**Supplied data**
- - -

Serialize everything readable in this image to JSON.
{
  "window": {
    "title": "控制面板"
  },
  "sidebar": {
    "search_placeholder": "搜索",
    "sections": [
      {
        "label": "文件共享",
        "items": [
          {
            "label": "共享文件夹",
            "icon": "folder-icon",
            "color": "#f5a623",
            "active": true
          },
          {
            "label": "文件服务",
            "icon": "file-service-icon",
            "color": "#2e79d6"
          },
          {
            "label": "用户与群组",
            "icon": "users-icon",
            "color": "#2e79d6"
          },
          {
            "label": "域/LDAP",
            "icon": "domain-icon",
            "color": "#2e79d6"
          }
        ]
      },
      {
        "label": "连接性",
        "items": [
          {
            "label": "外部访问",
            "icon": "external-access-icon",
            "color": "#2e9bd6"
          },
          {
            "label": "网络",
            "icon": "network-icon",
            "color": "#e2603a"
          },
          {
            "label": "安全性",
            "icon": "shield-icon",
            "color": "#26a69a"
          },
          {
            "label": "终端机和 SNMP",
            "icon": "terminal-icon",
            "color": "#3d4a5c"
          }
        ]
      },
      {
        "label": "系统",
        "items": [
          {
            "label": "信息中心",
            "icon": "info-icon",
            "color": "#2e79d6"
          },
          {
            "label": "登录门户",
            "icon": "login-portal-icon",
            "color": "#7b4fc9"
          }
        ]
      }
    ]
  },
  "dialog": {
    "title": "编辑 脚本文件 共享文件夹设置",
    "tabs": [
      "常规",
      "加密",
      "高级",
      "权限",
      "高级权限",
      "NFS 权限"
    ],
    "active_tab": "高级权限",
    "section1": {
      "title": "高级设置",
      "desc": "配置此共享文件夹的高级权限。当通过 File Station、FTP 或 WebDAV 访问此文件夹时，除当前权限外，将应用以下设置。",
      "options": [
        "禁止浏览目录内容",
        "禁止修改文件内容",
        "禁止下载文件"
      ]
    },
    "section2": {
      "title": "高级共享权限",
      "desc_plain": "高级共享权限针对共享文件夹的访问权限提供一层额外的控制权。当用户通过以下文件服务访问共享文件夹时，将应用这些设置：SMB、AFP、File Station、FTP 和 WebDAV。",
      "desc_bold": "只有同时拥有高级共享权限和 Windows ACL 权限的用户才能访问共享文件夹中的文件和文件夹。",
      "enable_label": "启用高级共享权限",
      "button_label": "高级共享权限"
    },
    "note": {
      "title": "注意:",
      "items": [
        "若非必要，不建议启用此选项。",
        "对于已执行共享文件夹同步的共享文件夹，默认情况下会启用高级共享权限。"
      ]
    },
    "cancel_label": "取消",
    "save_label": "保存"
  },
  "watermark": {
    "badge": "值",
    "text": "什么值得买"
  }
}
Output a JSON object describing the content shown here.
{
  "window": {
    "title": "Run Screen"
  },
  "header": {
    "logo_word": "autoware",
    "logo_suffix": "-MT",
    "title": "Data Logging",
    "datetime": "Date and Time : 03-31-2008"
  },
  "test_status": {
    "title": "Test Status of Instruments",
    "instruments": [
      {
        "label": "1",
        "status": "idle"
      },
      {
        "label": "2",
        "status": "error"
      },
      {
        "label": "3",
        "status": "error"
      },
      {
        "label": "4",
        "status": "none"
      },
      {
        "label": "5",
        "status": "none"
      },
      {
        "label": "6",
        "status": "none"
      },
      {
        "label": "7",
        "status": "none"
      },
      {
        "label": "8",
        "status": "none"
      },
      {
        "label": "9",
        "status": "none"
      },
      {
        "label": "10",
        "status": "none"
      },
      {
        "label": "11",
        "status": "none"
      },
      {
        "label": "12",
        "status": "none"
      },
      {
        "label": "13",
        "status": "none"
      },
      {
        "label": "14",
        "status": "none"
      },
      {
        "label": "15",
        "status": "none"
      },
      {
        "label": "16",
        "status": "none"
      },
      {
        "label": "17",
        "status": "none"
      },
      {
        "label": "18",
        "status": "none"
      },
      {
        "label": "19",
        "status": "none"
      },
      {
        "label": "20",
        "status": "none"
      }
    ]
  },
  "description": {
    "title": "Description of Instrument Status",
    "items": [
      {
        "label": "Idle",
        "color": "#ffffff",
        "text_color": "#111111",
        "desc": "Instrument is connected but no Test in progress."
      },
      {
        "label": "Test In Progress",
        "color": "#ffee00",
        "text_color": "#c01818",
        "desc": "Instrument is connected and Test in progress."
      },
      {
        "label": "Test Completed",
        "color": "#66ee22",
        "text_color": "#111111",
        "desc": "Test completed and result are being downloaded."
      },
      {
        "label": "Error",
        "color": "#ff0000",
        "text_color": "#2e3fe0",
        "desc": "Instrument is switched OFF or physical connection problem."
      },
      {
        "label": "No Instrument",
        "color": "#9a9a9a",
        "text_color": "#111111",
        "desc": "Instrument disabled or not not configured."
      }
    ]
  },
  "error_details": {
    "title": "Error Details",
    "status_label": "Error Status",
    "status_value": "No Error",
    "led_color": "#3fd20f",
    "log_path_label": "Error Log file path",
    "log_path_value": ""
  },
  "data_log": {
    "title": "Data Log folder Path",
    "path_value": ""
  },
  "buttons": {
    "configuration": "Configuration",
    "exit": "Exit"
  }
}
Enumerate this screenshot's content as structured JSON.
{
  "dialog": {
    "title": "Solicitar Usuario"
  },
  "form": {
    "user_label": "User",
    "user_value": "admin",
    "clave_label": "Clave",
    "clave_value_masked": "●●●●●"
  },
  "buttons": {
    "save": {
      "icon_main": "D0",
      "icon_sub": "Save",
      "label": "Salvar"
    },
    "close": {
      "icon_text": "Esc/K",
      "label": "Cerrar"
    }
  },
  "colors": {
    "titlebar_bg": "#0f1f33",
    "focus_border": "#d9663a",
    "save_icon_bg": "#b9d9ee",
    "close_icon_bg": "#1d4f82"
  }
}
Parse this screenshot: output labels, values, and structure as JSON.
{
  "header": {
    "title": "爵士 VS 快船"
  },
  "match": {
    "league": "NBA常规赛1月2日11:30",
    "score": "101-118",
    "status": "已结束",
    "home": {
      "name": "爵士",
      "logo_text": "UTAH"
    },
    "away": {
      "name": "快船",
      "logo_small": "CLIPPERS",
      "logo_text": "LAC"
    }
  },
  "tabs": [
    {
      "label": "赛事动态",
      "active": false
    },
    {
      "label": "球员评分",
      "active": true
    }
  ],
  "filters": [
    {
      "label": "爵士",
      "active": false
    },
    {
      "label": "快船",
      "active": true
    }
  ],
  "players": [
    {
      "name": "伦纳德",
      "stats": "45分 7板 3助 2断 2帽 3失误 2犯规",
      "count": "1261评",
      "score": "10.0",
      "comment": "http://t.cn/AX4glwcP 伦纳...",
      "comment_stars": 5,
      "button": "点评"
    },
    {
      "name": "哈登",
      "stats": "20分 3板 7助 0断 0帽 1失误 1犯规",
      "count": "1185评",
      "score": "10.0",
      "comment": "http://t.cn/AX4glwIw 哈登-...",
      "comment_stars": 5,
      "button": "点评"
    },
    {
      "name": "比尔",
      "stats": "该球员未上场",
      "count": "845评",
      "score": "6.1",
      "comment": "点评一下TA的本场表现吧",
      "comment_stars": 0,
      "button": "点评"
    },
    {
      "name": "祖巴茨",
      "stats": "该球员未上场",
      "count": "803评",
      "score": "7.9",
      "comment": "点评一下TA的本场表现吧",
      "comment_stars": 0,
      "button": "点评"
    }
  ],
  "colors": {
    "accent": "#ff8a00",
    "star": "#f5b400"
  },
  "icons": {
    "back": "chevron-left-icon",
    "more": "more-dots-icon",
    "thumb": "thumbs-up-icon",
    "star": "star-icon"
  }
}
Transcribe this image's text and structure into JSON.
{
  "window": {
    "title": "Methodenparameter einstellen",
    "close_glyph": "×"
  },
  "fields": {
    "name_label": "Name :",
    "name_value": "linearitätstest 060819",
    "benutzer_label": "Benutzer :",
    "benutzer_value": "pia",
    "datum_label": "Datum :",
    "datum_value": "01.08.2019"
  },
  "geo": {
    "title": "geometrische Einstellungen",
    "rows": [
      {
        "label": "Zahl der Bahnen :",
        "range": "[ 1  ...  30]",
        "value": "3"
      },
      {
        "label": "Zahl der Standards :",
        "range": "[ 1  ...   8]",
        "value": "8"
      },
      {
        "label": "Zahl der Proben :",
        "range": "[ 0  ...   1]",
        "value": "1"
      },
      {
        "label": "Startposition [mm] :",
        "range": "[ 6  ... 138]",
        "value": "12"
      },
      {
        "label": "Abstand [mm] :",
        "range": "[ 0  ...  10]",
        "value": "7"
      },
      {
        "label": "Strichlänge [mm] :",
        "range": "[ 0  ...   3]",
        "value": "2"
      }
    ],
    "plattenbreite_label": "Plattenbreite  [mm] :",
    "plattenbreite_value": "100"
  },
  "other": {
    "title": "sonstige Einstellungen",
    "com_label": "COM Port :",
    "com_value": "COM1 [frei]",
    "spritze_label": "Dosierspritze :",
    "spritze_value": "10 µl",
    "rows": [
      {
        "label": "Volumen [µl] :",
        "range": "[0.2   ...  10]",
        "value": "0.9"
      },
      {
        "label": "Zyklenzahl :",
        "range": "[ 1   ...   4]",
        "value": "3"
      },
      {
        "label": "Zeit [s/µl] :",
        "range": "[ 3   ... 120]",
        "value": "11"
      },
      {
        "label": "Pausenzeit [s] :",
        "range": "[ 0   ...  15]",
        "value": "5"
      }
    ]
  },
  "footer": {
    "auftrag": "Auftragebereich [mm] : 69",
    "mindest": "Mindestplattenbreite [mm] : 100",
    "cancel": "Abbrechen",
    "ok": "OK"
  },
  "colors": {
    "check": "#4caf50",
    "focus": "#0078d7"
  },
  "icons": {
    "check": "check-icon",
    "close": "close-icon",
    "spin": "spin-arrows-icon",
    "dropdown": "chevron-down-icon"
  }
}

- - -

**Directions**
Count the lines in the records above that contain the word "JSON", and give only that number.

**Response to this task**
5